--- START ---

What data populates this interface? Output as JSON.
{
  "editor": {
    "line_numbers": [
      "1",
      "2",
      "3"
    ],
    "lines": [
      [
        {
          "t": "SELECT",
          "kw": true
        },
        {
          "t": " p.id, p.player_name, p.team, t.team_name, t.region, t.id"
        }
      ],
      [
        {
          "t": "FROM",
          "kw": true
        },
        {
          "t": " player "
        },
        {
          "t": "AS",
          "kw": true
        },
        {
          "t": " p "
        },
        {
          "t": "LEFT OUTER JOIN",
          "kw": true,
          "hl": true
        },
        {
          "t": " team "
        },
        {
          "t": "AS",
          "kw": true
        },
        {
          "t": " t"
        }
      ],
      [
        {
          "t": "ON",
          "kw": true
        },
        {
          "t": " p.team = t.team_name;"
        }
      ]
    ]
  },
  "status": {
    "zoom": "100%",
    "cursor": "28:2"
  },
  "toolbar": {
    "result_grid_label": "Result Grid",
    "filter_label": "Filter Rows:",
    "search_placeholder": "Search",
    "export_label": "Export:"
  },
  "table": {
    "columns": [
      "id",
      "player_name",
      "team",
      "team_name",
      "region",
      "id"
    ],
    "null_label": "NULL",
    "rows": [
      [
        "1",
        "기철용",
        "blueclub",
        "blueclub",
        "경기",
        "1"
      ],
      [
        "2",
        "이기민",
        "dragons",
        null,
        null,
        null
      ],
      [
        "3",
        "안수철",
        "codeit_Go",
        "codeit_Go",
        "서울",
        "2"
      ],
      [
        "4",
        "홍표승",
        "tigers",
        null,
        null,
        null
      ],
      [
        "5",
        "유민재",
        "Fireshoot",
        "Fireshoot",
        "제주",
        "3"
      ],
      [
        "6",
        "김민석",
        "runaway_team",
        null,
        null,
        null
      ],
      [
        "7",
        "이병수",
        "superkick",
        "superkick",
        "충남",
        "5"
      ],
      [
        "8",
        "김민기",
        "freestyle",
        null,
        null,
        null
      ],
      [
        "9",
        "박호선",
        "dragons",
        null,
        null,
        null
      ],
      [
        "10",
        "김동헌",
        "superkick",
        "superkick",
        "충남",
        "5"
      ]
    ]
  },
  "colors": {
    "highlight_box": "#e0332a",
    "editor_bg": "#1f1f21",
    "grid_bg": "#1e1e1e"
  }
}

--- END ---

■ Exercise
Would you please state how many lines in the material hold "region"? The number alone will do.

■ Solution
2